Last week, Cathay Pacific Airlines Ltd., the Hong Kong-based international airline, disclosed that a hacker had broken into its computer system and accessed personal information for as many as 9.4 million travelers, representing the world’s largest reported airline data breach to date. Following the announcement, the airline’s shares sank the lowest that they’ve been in almost 9 years – tumbling nearly 7% and losing more than $200 million of in market value.
An expanded settlement by the Federal Trade Commission with ride-sharing giant Uber Technologies should serve as a lesson to other businesses about what happens when a company fails to disclose a data breach during an ongoing agency investigation.
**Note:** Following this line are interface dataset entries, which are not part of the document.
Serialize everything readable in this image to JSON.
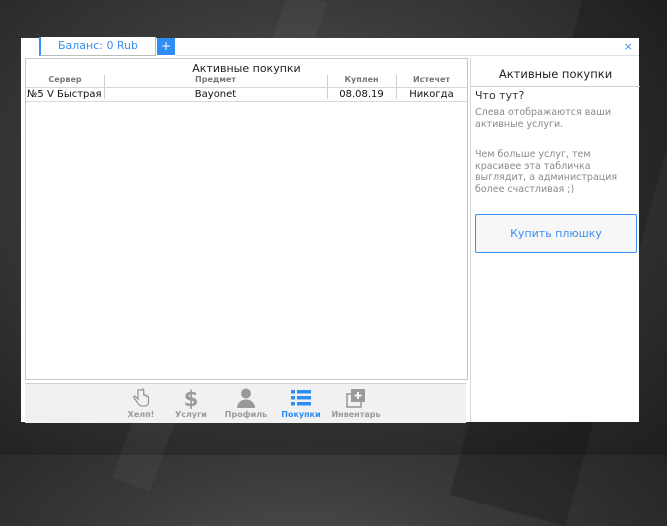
{
  "header": {
    "balance_tab": "Баланс: 0 Rub",
    "add_tab": "+",
    "close": "×"
  },
  "purchases": {
    "title": "Активные покупки",
    "columns": [
      "Сервер",
      "Предмет",
      "Куплен",
      "Истечет"
    ],
    "rows": [
      {
        "server": "№5 V Быстрая",
        "item": "Bayonet",
        "bought": "08.08.19",
        "expires": "Никогда"
      }
    ]
  },
  "nav": [
    {
      "label": "Хелп!",
      "icon": "hand-pointer-icon",
      "active": false
    },
    {
      "label": "Услуги",
      "icon": "dollar-icon",
      "active": false
    },
    {
      "label": "Профиль",
      "icon": "user-icon",
      "active": false
    },
    {
      "label": "Покупки",
      "icon": "list-icon",
      "active": true
    },
    {
      "label": "Инвентарь",
      "icon": "add-box-icon",
      "active": false
    }
  ],
  "sidebar": {
    "title": "Активные покупки",
    "question": "Что тут?",
    "text1": "Слева отображаются ваши активные услуги.",
    "text2": "Чем больше услуг, тем красивее эта табличка выглядит, а администрация более счастливая ;)",
    "buy_button": "Купить плюшку"
  },
  "colors": {
    "accent": "#2e8ef3",
    "nav_inactive": "#9a9a9a"
  }
}
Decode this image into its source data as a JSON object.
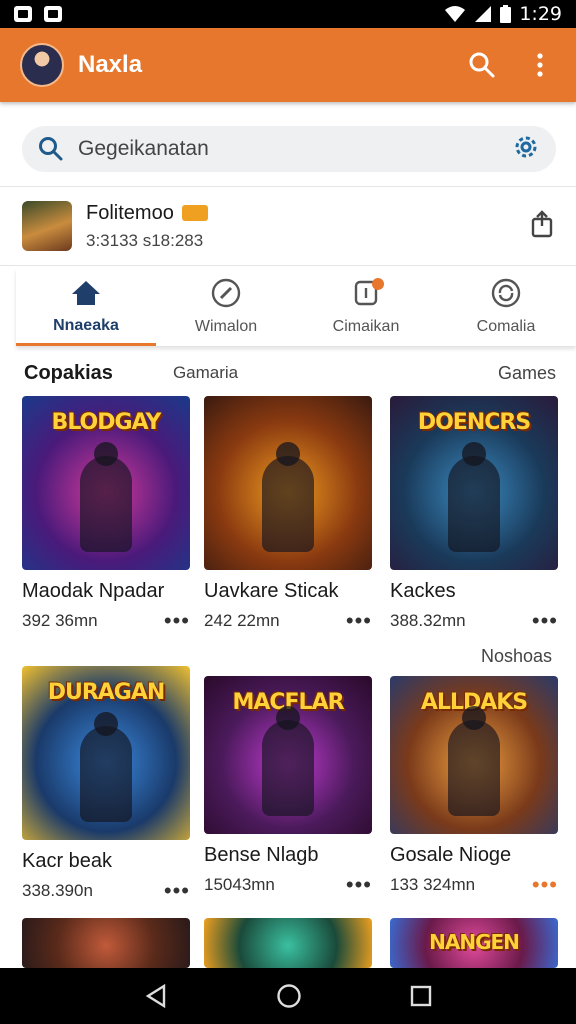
{
  "status_bar": {
    "time": "1:29"
  },
  "app_bar": {
    "title": "Naxla"
  },
  "search": {
    "placeholder": "Gegeikanatan"
  },
  "profile": {
    "name": "Folitemoo",
    "subtitle": "3:3133 s18:283"
  },
  "tabs": [
    {
      "label": "Nnaeaka",
      "icon": "home-icon",
      "active": true
    },
    {
      "label": "Wimalon",
      "icon": "pencil-icon",
      "active": false
    },
    {
      "label": "Cimaikan",
      "icon": "notification-icon",
      "active": false,
      "badge": true
    },
    {
      "label": "Comalia",
      "icon": "compass-icon",
      "active": false
    }
  ],
  "section": {
    "title": "Copakias",
    "middle": "Gamaria",
    "right": "Games"
  },
  "row2_label": "Noshoas",
  "cards": [
    {
      "title": "Maodak Npadar",
      "meta": "392 36mn",
      "banner": "BLODGAY",
      "colors": [
        "#4a1a7a",
        "#d23a9a",
        "#1a3a8a"
      ]
    },
    {
      "title": "Uavkare Sticak",
      "meta": "242 22mn",
      "banner": "",
      "colors": [
        "#8a3a10",
        "#f09a20",
        "#3a1a10"
      ]
    },
    {
      "title": "Kackes",
      "meta": "388.32mn",
      "banner": "DOENCRS",
      "colors": [
        "#1a3a5a",
        "#3a8ac0",
        "#2a1a3a"
      ]
    },
    {
      "title": "Kacr beak",
      "meta": "338.390n",
      "banner": "DURAGAN",
      "colors": [
        "#1a3a6a",
        "#3a8ae0",
        "#f0c030"
      ]
    },
    {
      "title": "Bense Nlagb",
      "meta": "15043mn",
      "banner": "MACFLAR",
      "colors": [
        "#4a1a5a",
        "#c03ad0",
        "#2a0a2a"
      ]
    },
    {
      "title": "Gosale Nioge",
      "meta": "133 324mn",
      "banner": "ALLDAKS",
      "colors": [
        "#7a3a1a",
        "#f0a040",
        "#2a3a6a"
      ]
    },
    {
      "title": "",
      "meta": "",
      "banner": "",
      "colors": [
        "#5a2a1a",
        "#c05a3a",
        "#2a1a1a"
      ]
    },
    {
      "title": "",
      "meta": "",
      "banner": "",
      "colors": [
        "#1a4a3a",
        "#3ac0a0",
        "#f0a020"
      ]
    },
    {
      "title": "",
      "meta": "",
      "banner": "NANGEN",
      "colors": [
        "#6a1a4a",
        "#e04a9a",
        "#3a6ad0"
      ]
    }
  ],
  "colors": {
    "accent": "#e8772e",
    "tab_active": "#1f3f6a",
    "search_bg": "#eef0f2"
  }
}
On February 15th, organizations subject to the New York Department of Financial Services Cybersecurity Regulation are required to submit their first annual certification attesting to their compliance with the state’s new data security requirements.
A cloak of secrecy usually covers covert government activities when it comes to the latest cyber threats and intelligence. But in a rare public warning, the U.S. government has warned that hackers are targeting government entities and organizations in the energy, nuclear, water, aviation, and critical manufacturing sectors.
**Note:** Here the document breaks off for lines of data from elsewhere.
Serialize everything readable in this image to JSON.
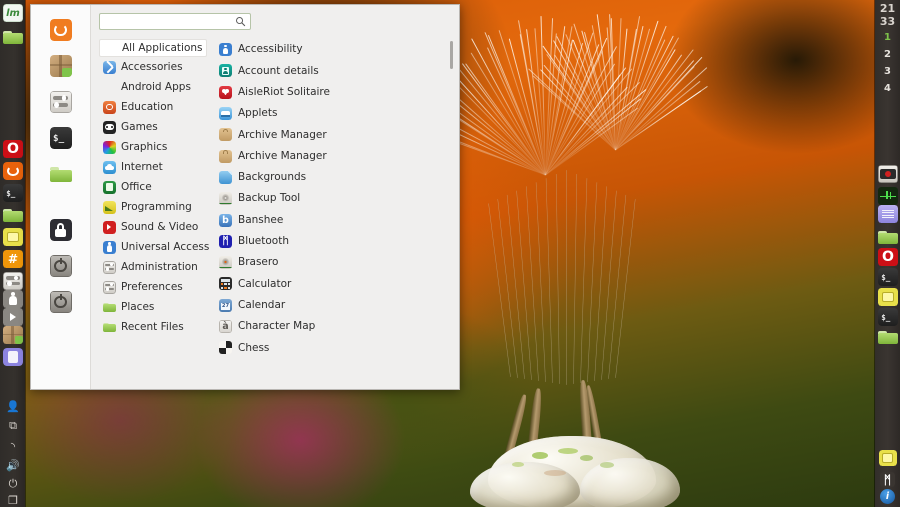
{
  "desktop": {
    "wallpaper_description": "dandelion seed head macro on orange and green bokeh background",
    "wallpaper_colors": {
      "orange": "#e4690c",
      "green": "#3e4a12",
      "magenta": "#8c1a6e"
    }
  },
  "left_panel": {
    "background": "#35312d",
    "launcher_items": [
      {
        "name": "linux-mint-menu-icon",
        "label": "Menu",
        "color": "#e8f3e8",
        "glyph": "lm"
      },
      {
        "name": "file-manager-icon",
        "label": "Files",
        "color": "#8bc34a",
        "glyph": "folder"
      },
      {
        "name": "opera-icon",
        "label": "Opera",
        "color": "#cc0f16",
        "glyph": "O"
      },
      {
        "name": "ubuntu-icon",
        "label": "Ubuntu",
        "color": "#e8620c",
        "glyph": "U"
      },
      {
        "name": "terminal-icon",
        "label": "Terminal",
        "color": "#2a2a2a",
        "glyph": "$_"
      },
      {
        "name": "folder-icon",
        "label": "Folder",
        "color": "#8bc34a",
        "glyph": "folder"
      },
      {
        "name": "notes-icon",
        "label": "Notes",
        "color": "#e8e04a",
        "glyph": "note"
      },
      {
        "name": "hash-icon",
        "label": "Hash",
        "color": "#f0960a",
        "glyph": "#"
      },
      {
        "name": "settings-toggle-icon",
        "label": "Settings",
        "color": "#d5d2cd",
        "glyph": "toggle"
      },
      {
        "name": "user-avatar-icon",
        "label": "User",
        "color": "#8a8782",
        "glyph": "person"
      },
      {
        "name": "media-player-icon",
        "label": "Player",
        "color": "#8a8782",
        "glyph": "play"
      },
      {
        "name": "package-icon",
        "label": "Package",
        "color": "#b08a5a",
        "glyph": "box"
      },
      {
        "name": "reader-icon",
        "label": "Reader",
        "color": "#8c84e0",
        "glyph": "book"
      }
    ],
    "tray_items": [
      {
        "name": "user-account-tray-icon",
        "label": "User account"
      },
      {
        "name": "screenshot-tray-icon",
        "label": "Screenshot"
      },
      {
        "name": "network-wifi-tray-icon",
        "label": "Network"
      },
      {
        "name": "volume-tray-icon",
        "label": "Volume"
      },
      {
        "name": "logout-tray-icon",
        "label": "Log out"
      },
      {
        "name": "displays-tray-icon",
        "label": "Displays"
      }
    ]
  },
  "right_panel": {
    "background": "#3a3531",
    "clock": {
      "hours": "21",
      "minutes": "33"
    },
    "workspaces": [
      {
        "label": "1",
        "active": true
      },
      {
        "label": "2",
        "active": false
      },
      {
        "label": "3",
        "active": false
      },
      {
        "label": "4",
        "active": false
      }
    ],
    "items": [
      {
        "name": "camera-icon",
        "label": "Camera",
        "color": "#d9d4ce",
        "glyph": "camera"
      },
      {
        "name": "system-monitor-icon",
        "label": "System Monitor",
        "color": "#1d3a1d",
        "glyph": "pulse"
      },
      {
        "name": "text-editor-icon",
        "label": "Text Editor",
        "color": "#a9a2ea",
        "glyph": "lines"
      },
      {
        "name": "folder-icon",
        "label": "Folder",
        "color": "#8bc34a",
        "glyph": "folder"
      },
      {
        "name": "opera-icon",
        "label": "Opera",
        "color": "#cc0f16",
        "glyph": "O"
      },
      {
        "name": "terminal-icon",
        "label": "Terminal",
        "color": "#2a2a2a",
        "glyph": "$_"
      },
      {
        "name": "notes-icon",
        "label": "Notes",
        "color": "#e8e04a",
        "glyph": "note"
      },
      {
        "name": "terminal-icon",
        "label": "Terminal",
        "color": "#2a2a2a",
        "glyph": "$_"
      },
      {
        "name": "folder-icon",
        "label": "Folder",
        "color": "#8bc34a",
        "glyph": "folder"
      }
    ],
    "tray_items": [
      {
        "name": "notes-tray-icon",
        "label": "Notes",
        "color": "#e8e04a",
        "glyph": "note"
      },
      {
        "name": "bluetooth-tray-icon",
        "label": "Bluetooth",
        "color": "#3a3531",
        "glyph": "bt"
      },
      {
        "name": "update-manager-tray-icon",
        "label": "Update Manager",
        "color": "#1f6fc4",
        "glyph": "shield"
      }
    ]
  },
  "menu": {
    "search": {
      "value": "",
      "placeholder": ""
    },
    "search_icon": "search-icon",
    "favorites": [
      {
        "name": "software-updater-favorite-icon",
        "label": "Software Updater",
        "color": "#f07c20",
        "glyph": "U"
      },
      {
        "name": "software-manager-favorite-icon",
        "label": "Software Manager",
        "color": "#b08a5a",
        "glyph": "box"
      },
      {
        "name": "system-settings-favorite-icon",
        "label": "System Settings",
        "color": "#e4e2de",
        "glyph": "toggle"
      },
      {
        "name": "terminal-favorite-icon",
        "label": "Terminal",
        "color": "#232323",
        "glyph": "$_"
      },
      {
        "name": "files-favorite-icon",
        "label": "Files",
        "color": "#8bc34a",
        "glyph": "folder"
      },
      {
        "name": "lock-screen-favorite-icon",
        "label": "Lock Screen",
        "color": "#2d2d33",
        "glyph": "lock"
      },
      {
        "name": "logout-favorite-icon",
        "label": "Log Out",
        "color": "#8e8b87",
        "glyph": "power"
      },
      {
        "name": "quit-favorite-icon",
        "label": "Quit",
        "color": "#8e8b87",
        "glyph": "power"
      }
    ],
    "categories": [
      {
        "label": "All Applications",
        "icon": "",
        "selected": true
      },
      {
        "label": "Accessories",
        "icon": "accessories-icon",
        "color": "#4a90d9",
        "glyph": "tools",
        "selected": false
      },
      {
        "label": "Android Apps",
        "icon": "",
        "selected": false
      },
      {
        "label": "Education",
        "icon": "education-icon",
        "color": "#d94f20",
        "glyph": "circle",
        "selected": false
      },
      {
        "label": "Games",
        "icon": "games-icon",
        "color": "#2b2b2b",
        "glyph": "pad",
        "selected": false
      },
      {
        "label": "Graphics",
        "icon": "graphics-icon",
        "color": "#9b4fd0",
        "glyph": "wheel",
        "selected": false
      },
      {
        "label": "Internet",
        "icon": "internet-icon",
        "color": "#3a9fe0",
        "glyph": "cloud",
        "selected": false
      },
      {
        "label": "Office",
        "icon": "office-icon",
        "color": "#1f7a34",
        "glyph": "doc",
        "selected": false
      },
      {
        "label": "Programming",
        "icon": "programming-icon",
        "color": "#e4d020",
        "glyph": "chart",
        "selected": false
      },
      {
        "label": "Sound & Video",
        "icon": "sound-video-icon",
        "color": "#d01f1f",
        "glyph": "play",
        "selected": false
      },
      {
        "label": "Universal Access",
        "icon": "universal-access-icon",
        "color": "#3a7fd0",
        "glyph": "person",
        "selected": false
      },
      {
        "label": "Administration",
        "icon": "administration-icon",
        "color": "#d7d4cf",
        "glyph": "toggle",
        "selected": false
      },
      {
        "label": "Preferences",
        "icon": "preferences-icon",
        "color": "#d7d4cf",
        "glyph": "toggle",
        "selected": false
      },
      {
        "label": "Places",
        "icon": "places-icon",
        "color": "#8bc34a",
        "glyph": "folder",
        "selected": false
      },
      {
        "label": "Recent Files",
        "icon": "recent-files-icon",
        "color": "#8bc34a",
        "glyph": "folder",
        "selected": false
      }
    ],
    "applications": [
      {
        "label": "Accessibility",
        "icon": "accessibility-icon",
        "color": "#3a7fd0",
        "glyph": "person"
      },
      {
        "label": "Account details",
        "icon": "account-details-icon",
        "color": "#149a8e",
        "glyph": "id"
      },
      {
        "label": "AisleRiot Solitaire",
        "icon": "aisleriot-solitaire-icon",
        "color": "#d01f2a",
        "glyph": "heart"
      },
      {
        "label": "Applets",
        "icon": "applets-icon",
        "color": "#4aa3e8",
        "glyph": "window"
      },
      {
        "label": "Archive Manager",
        "icon": "archive-manager-icon",
        "color": "#dcb887",
        "glyph": "bag"
      },
      {
        "label": "Archive Manager",
        "icon": "archive-manager-icon",
        "color": "#dcb887",
        "glyph": "bag"
      },
      {
        "label": "Backgrounds",
        "icon": "backgrounds-icon",
        "color": "#5aa8e0",
        "glyph": "page"
      },
      {
        "label": "Backup Tool",
        "icon": "backup-tool-icon",
        "color": "#dedbd6",
        "glyph": "disc"
      },
      {
        "label": "Banshee",
        "icon": "banshee-icon",
        "color": "#4a8fd0",
        "glyph": "b"
      },
      {
        "label": "Bluetooth",
        "icon": "bluetooth-icon",
        "color": "#2020b0",
        "glyph": "bt"
      },
      {
        "label": "Brasero",
        "icon": "brasero-icon",
        "color": "#e8620c",
        "glyph": "disc"
      },
      {
        "label": "Calculator",
        "icon": "calculator-icon",
        "color": "#2b2b2b",
        "glyph": "calc"
      },
      {
        "label": "Calendar",
        "icon": "calendar-icon",
        "color": "#5a8fc8",
        "glyph": "cal"
      },
      {
        "label": "Character Map",
        "icon": "character-map-icon",
        "color": "#e4e2de",
        "glyph": "char"
      },
      {
        "label": "Chess",
        "icon": "chess-icon",
        "color": "#2b2b2b",
        "glyph": "chess"
      }
    ],
    "scrollbar": {
      "name": "app-list-scrollbar"
    }
  }
}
Follow the Money and Beware the Extra “L”: First Department Sustains Claims against Fund Administrator After Hackers Grab Millions
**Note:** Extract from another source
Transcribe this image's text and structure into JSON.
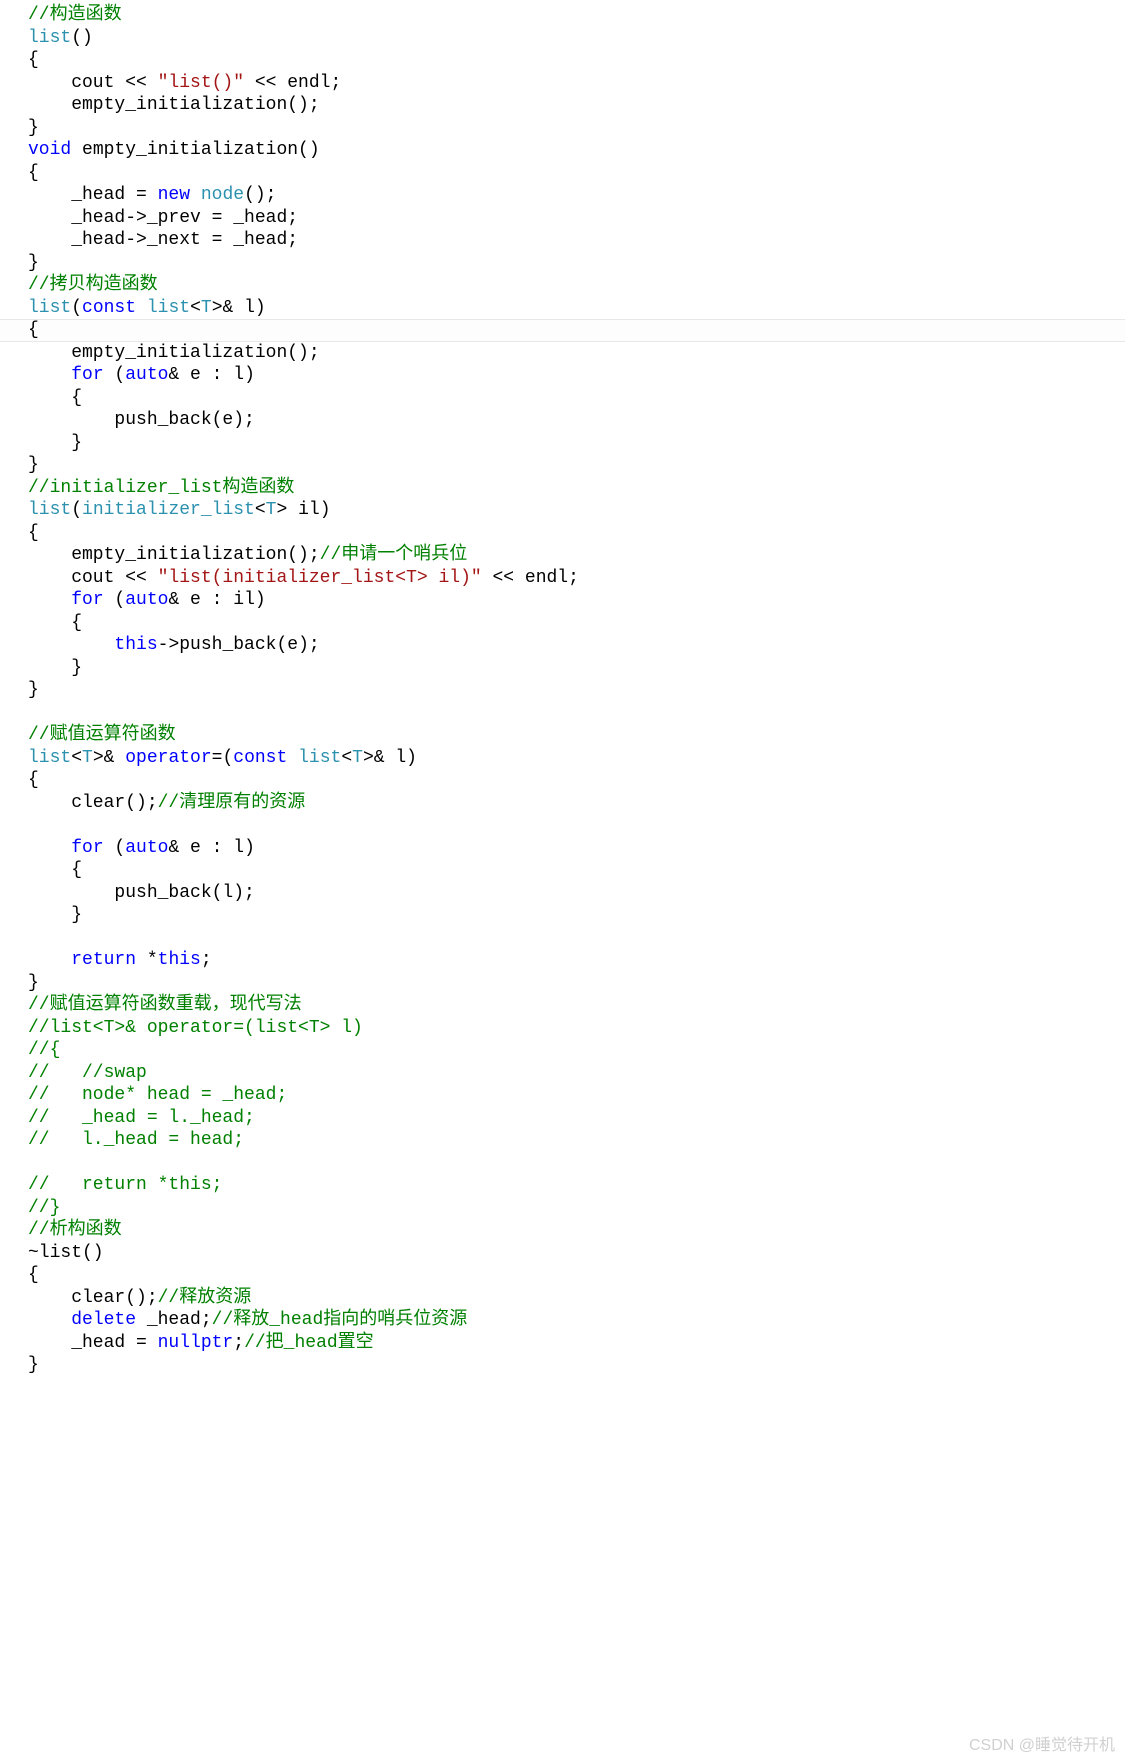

A legal feud is underway between the world’s biggest hedge fund administrator and a former client over an email scam that resulted in hackers stealing millions in client funds. And not surprisingly, the time-honored tradition of finger pointing is on full display as each party accuses the other of employing sub-par internal controls and lackluster cybersecurity standards.
Several recent federal court decisions have added guidance on the still-unsettled question of when a plaintiff has Article III standing to sue based on a data breach or other data security or privacy event. These cases—Attias v. CareFirst, Inc. (D.D.C.), Wood v. J. Choo USA, Inc. (S.D. Fla.), and Guarisma v. Microsoft (S.D. Fla.)—offer somewhat mixed guidance for defendants in class action privacy-related lawsuits looking to use a standing challenge as a quick escape.
The Federal Trade Commission will host a one day-conference in Chicago at Northwestern’s Pritzker School of Law on June 15, 2016. This event will be the fourth of the FTC’s Start with Security Events nationwide, which build on its publication of the same title Start with Security: A Guide for Business, released last June.
Financial institutions sit atop a wealth of personal information – not to mention money. In an interconnected world in which sensitive customer information is stored on servers and in the cloud – and online and mobile banking have become the norm – the Federal Deposit Insurance Corporation (FDIC) is the latest federal regulator to warn financial institutions to make cybersecurity a top priority.
On September 2, 2015, a Home Depot shareholder sued Home Depot and twelve of its officers and directors, claiming that the Company and the directors and officers knowingly failed to ensure that Home Depot reasonably protected its customers’ personal and financial information.